Longevity is a term used to refer to a preservation of vitality and physical/mental robustness over a prolonged period of time, perhaps exceeding the average lifespan of other humans. The pursuit for longevity tends to look for both chronological enhancement (life extension) and either preserving or enhancing function during this chronological enhancement (vitality) and attempts to capitalize on both 'adding years to life' as well as 'adding life to years'.
Longevity research begins with experimentation on yeast, nematodes (C. Elegans), and fruit flies (drosophilia) due to their short life cycles. Fluctuations in the human lifespan would take an impractical 90 years to test; C. Elegans' 90-day lifespan serves as a convenient alternative for initial longevity trials. Once mechanisms are established in these shorter research models, studies are conducted in mammalian species such as mice and rats. Human studies are nonexistent for practical reasons.
Additionally, caloric restriction (40-50% of standard caloric intake) appears to reliably produce life extension in all tested non-human subjects and case studies (anecdotes) of humans on caloric restriction suggest it delays the aging phenotype; due to the high possibility that caloric restriction is able to enhance lifespan, many mechanisms and phenomena are considered to be 'caloric restriction related' or 'caloric restriction independent'.

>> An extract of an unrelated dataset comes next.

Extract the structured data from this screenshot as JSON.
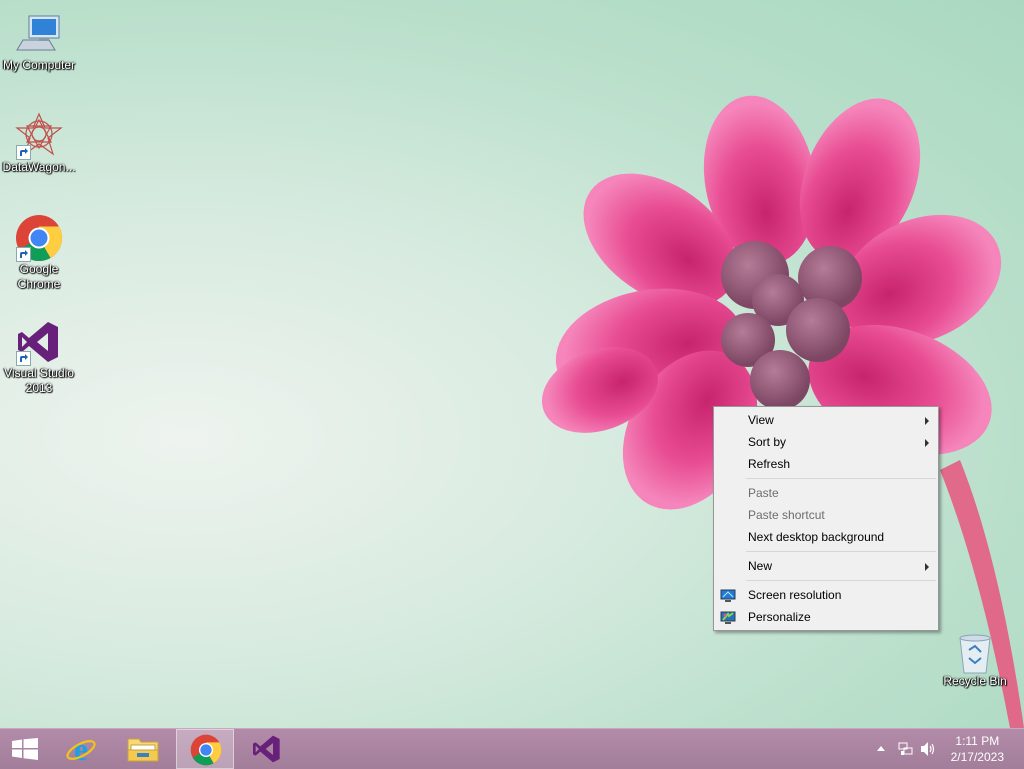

The following summary covers molecular pathways and targets of interest, which are useful as they are the druggable targets that one would consider when supplementing to promote longevity. 'Phenomena of interest' refer to the actual aging process, and attempts to tie these phenomena into the druggable targets.